I READ somewhere that whenever we are children we choose a song that speaks to us and through our lives we always remember that song because it has meaning for us.

This week my good friend, brother, mate, mucker and true Irish republican, Damien Gibney, passed away. On hearing the news I was lost for words but somehow I remembered the lyrics of his favourite song, which went like this: “Two little boys had two little toys, each had a wooden horse..."

The song relates that one of the lads' toy horses broke and as he wept his friend told him: "Climb up here, Jack, and don't be crying, there’s room on my horse for two." 

Through all the time that I knew Damien he always had someone with him on his horse; there was always room in his life for others. 

Damien and I met way back in the late-70s in Twinbrook when Twinbrook was still new and without a sense of community.
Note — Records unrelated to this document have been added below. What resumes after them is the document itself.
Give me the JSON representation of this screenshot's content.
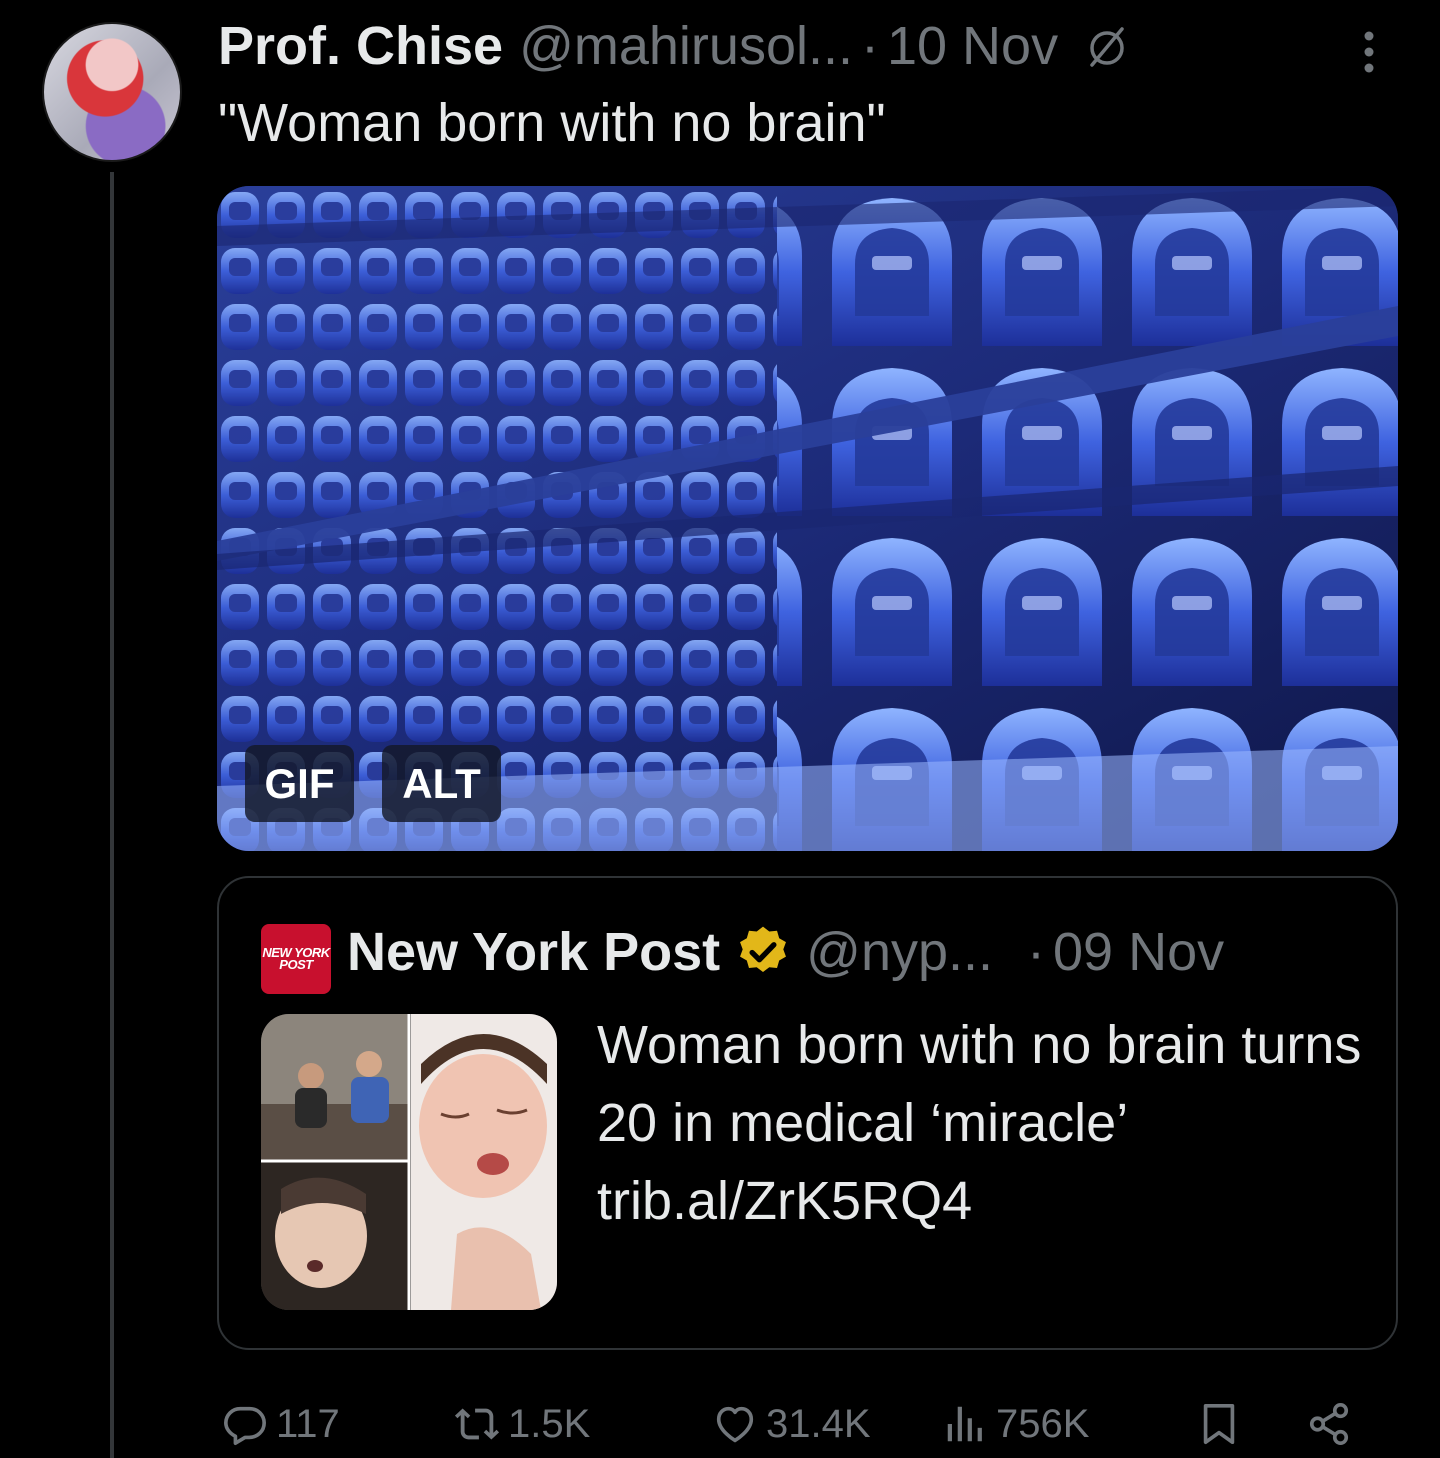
{
  "tweet": {
    "author_name": "Prof. Chise",
    "handle": "@mahirusol...",
    "separator": "·",
    "date": "10 Nov",
    "text": "\"Woman born with no brain\"",
    "media": {
      "gif_badge": "GIF",
      "alt_badge": "ALT"
    }
  },
  "quote": {
    "logo_text": "NEW YORK POST",
    "author_name": "New York Post",
    "handle": "@nyp...",
    "separator": "·",
    "date": "09 Nov",
    "text": "Woman born with no brain turns 20 in medical ‘miracle’ trib.al/ZrK5RQ4"
  },
  "actions": {
    "replies": "117",
    "reposts": "1.5K",
    "likes": "31.4K",
    "views": "756K"
  },
  "colors": {
    "background": "#000000",
    "text": "#e7e9ea",
    "muted": "#71767b",
    "border": "#2f3336",
    "verified_gold": "#e2b719",
    "nyp_red": "#c8102e"
  },
  "icons": [
    "slash-icon",
    "more-icon",
    "verified-icon",
    "reply-icon",
    "repost-icon",
    "like-icon",
    "views-icon",
    "bookmark-icon",
    "share-icon"
  ]
}
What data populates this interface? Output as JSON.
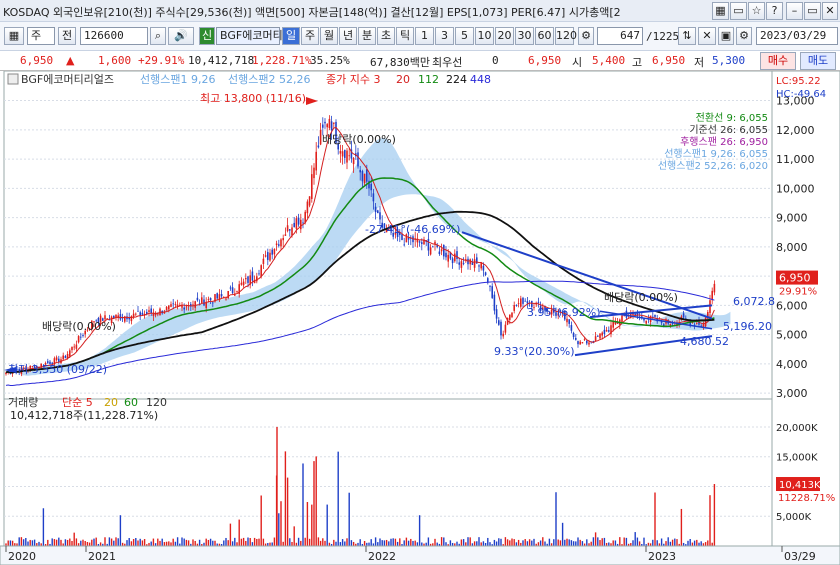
{
  "toolbar1": {
    "text": "KOSDAQ 외국인보유[210(천)] 주식수[29,536(천)] 액면[500] 자본금[148(억)] 결산[12월] EPS[1,073] PER[6.47] 시가총액[2",
    "icons": [
      "grid-icon",
      "window-icon",
      "star-icon",
      "help-icon",
      "minimize-icon",
      "restore-icon",
      "close-icon"
    ]
  },
  "toolbar2": {
    "market": "주",
    "prev_label": "전",
    "code": "126600",
    "shin": "신",
    "name": "BGF에코머티",
    "periods": [
      "일",
      "주",
      "월",
      "년",
      "분",
      "초",
      "틱"
    ],
    "minutes": [
      "1",
      "3",
      "5",
      "10",
      "20",
      "30",
      "60",
      "120"
    ],
    "count": "647",
    "total": "/1225",
    "date": "2023/03/29"
  },
  "quote": {
    "price": "6,950",
    "arrow": "▲",
    "change": "1,600",
    "pct": "+29.91%",
    "volume": "10,412,718",
    "vol_pct": "1,228.71%",
    "turnover": "35.25%",
    "amount": "67,830백만",
    "pref_label": "최우선",
    "pref_value": "0",
    "ask_price": "6,950",
    "open_label": "시",
    "open": "5,400",
    "high_label": "고",
    "high": "6,950",
    "low_label": "저",
    "low": "5,300",
    "buy": "매수",
    "sell": "매도"
  },
  "chart_data": {
    "type": "candlestick",
    "title": "BGF에코머티리얼즈",
    "legend_line": [
      "선행스팬1 9,26",
      "선행스팬2 52,26",
      "종가 지수 3",
      "20",
      "112",
      "224",
      "448"
    ],
    "y_ticks": [
      "13,000",
      "12,000",
      "11,000",
      "10,000",
      "9,000",
      "8,000",
      "7,000",
      "6,000",
      "5,000",
      "4,000",
      "3,000"
    ],
    "ylim": [
      2800,
      13600
    ],
    "x_ticks": [
      "2020",
      "2021",
      "2022",
      "2023",
      "03/29"
    ],
    "right_info": {
      "lc": "LC:95.22",
      "hc": "HC:-49.64",
      "last": "6,950",
      "pct": "29.91%"
    },
    "ichimoku_legend": [
      "전환선 9: 6,055",
      "기준선 26: 6,055",
      "후행스팬 26: 6,950",
      "선행스팬1 9,26: 6,055",
      "선행스팬2 52,26: 6,020"
    ],
    "annotations": {
      "high": "최고 13,800 (11/16)",
      "low": "최저 3,550 (09/22)",
      "div1": "배당락(0.00%)",
      "div2": "배당락(0.00%)",
      "div3": "배당락(0.00%)",
      "t1": "-27.41°(-46.69%)",
      "t2": "3.95°(6.92%)",
      "t3": "9.33°(20.30%)",
      "p1": "6,072.8",
      "p2": "5,196.20",
      "p3": "4,680.52"
    },
    "close_path": [
      [
        0,
        3700
      ],
      [
        30,
        3900
      ],
      [
        60,
        4200
      ],
      [
        90,
        5500
      ],
      [
        110,
        5600
      ],
      [
        140,
        5700
      ],
      [
        180,
        6000
      ],
      [
        220,
        6300
      ],
      [
        250,
        7000
      ],
      [
        270,
        8000
      ],
      [
        290,
        8900
      ],
      [
        300,
        9000
      ],
      [
        315,
        11600
      ],
      [
        325,
        12500
      ],
      [
        335,
        11500
      ],
      [
        350,
        11000
      ],
      [
        365,
        10000
      ],
      [
        375,
        8800
      ],
      [
        390,
        8300
      ],
      [
        410,
        8200
      ],
      [
        430,
        8000
      ],
      [
        450,
        7600
      ],
      [
        465,
        7500
      ],
      [
        480,
        7300
      ],
      [
        490,
        6000
      ],
      [
        498,
        4900
      ],
      [
        505,
        5800
      ],
      [
        520,
        6200
      ],
      [
        540,
        5900
      ],
      [
        560,
        5600
      ],
      [
        575,
        4700
      ],
      [
        590,
        4800
      ],
      [
        605,
        5200
      ],
      [
        620,
        5700
      ],
      [
        640,
        5600
      ],
      [
        660,
        5400
      ],
      [
        680,
        5500
      ],
      [
        700,
        5350
      ],
      [
        712,
        6950
      ]
    ],
    "volume": {
      "title": "거래량",
      "legend": [
        "단순 5",
        "20",
        "60",
        "120"
      ],
      "last": "10,412,718주(11,228.71%)",
      "y_ticks": [
        "20,000K",
        "15,000K",
        "10,000K",
        "5,000K"
      ],
      "ylim": [
        0,
        21000
      ],
      "right_info": {
        "last": "10,413K",
        "pct": "11228.71%"
      }
    },
    "colors": {
      "up": "#e0201c",
      "down": "#1e3fc8",
      "ma20": "#d42020",
      "ma112": "#138a13",
      "ma224": "#111111",
      "ma448": "#2a2ad8",
      "cloud": "#a6cdf0"
    }
  }
}
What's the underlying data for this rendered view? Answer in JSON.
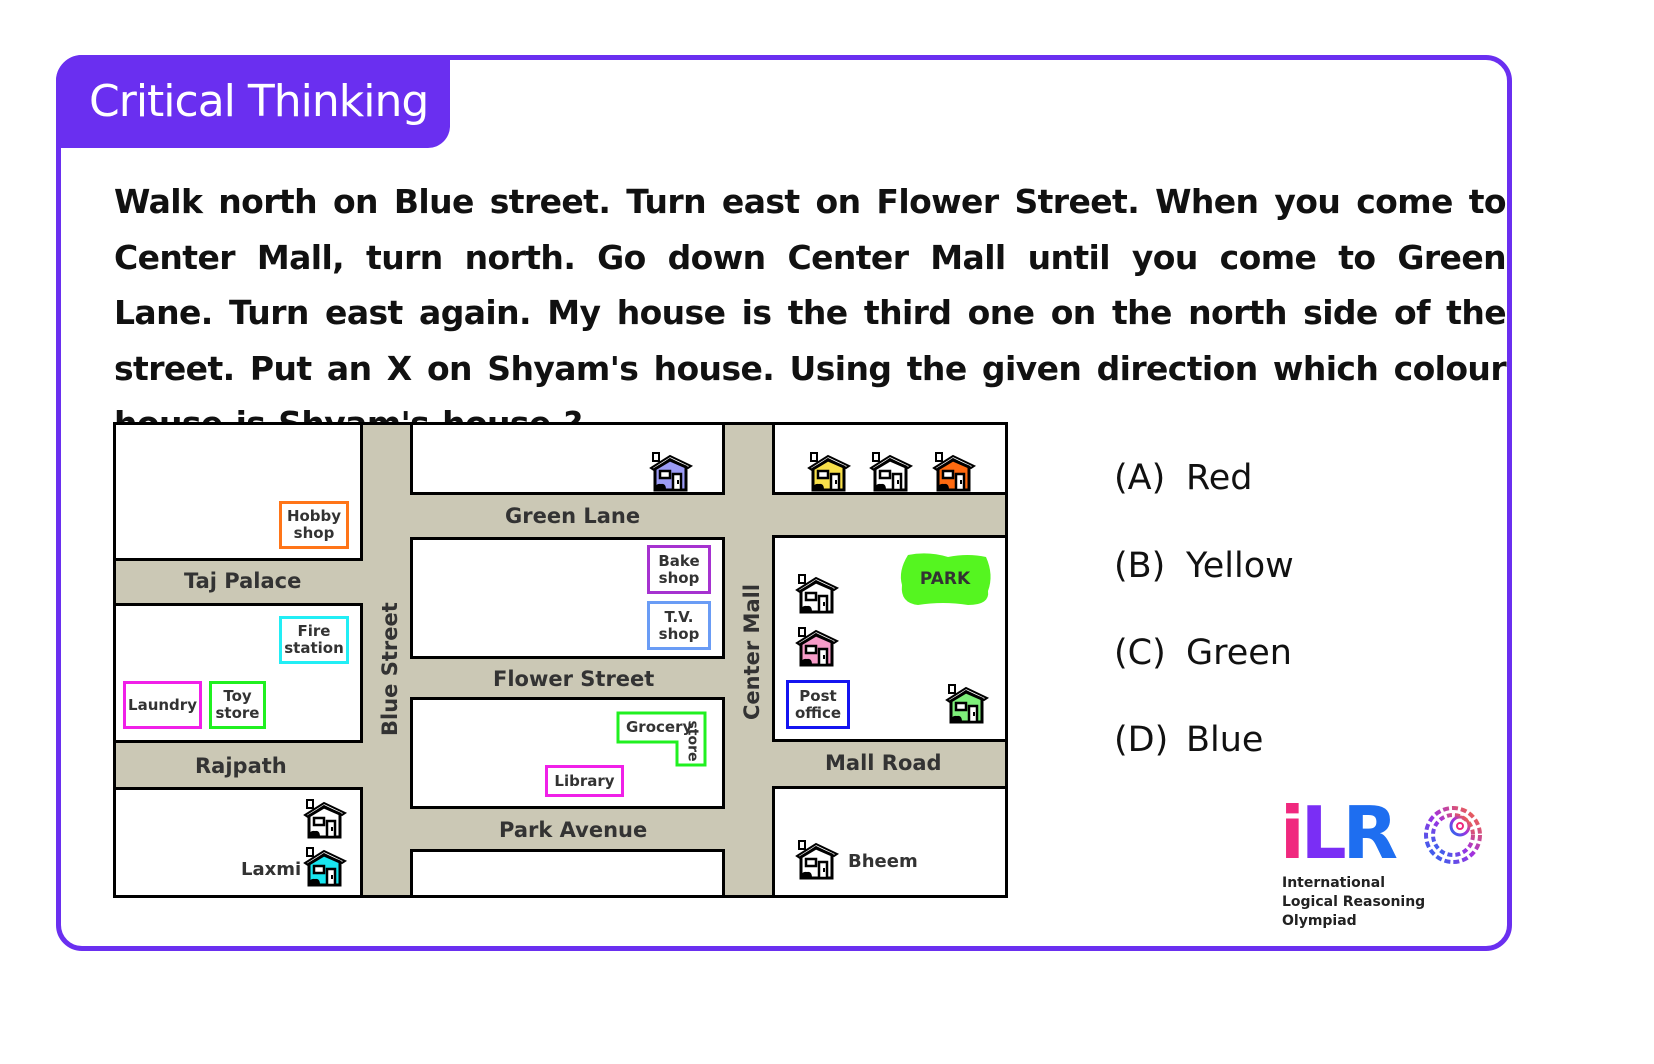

Damien knew this and felt this and had the dream and the vision to bring a sense of agency and belonging to life there.

We worked together with others in what was the Twinbrook Tenants' Association and it wasn’t long before Damien changed the name to the Twinbrook Tenants' and Community Association – with the emphasis being on the word community.

There were others involved, great people, but for this memory I’ll focus on Damien.

For many years some folk said that Damien and I were joined at the hip as there was hardly ever a day that we were apart. Damien was larger than life and he had the courage and the audacity to bring to fruition the ideas that the community offered. I can tell you that the list was endless. 

Our work was voluntary, yet somehow we always scraped the money from somewhere to get by, and that’s what we did.

In the mid-80s he met the love of his life, the one who he described as the sparkle in his eye – May – and I can honestly say that May did indeed make Damien shine. May also had that community spirit and their door was always open for anyone and everyone. May to this day remains like a sister to me, a kindred spirit with a big, big heart. 

It wasn’t too long I’m glad to say before the sparkle in his other eye appeared: his beautiful daughter Sinead, the love of his life and if ever I saw a man dote over his daughter, it was Damien.

Damien and I went our separate ways in life for a number of years but recently we reconnected and were able to pick up on were we left off with ease. This is what good friends can do. The absent years are no longer absent for they themselves hold stories to be exchanged. 

We were able to pick up right away on the humour we shared and it was still the case that he always had a kind word about others and was always there for others. 

In some sweet, comforting way, I know that he hasn’t gone as he was one of those precious stars that shine not only at night, but during the day.

Damien continues to sparkle.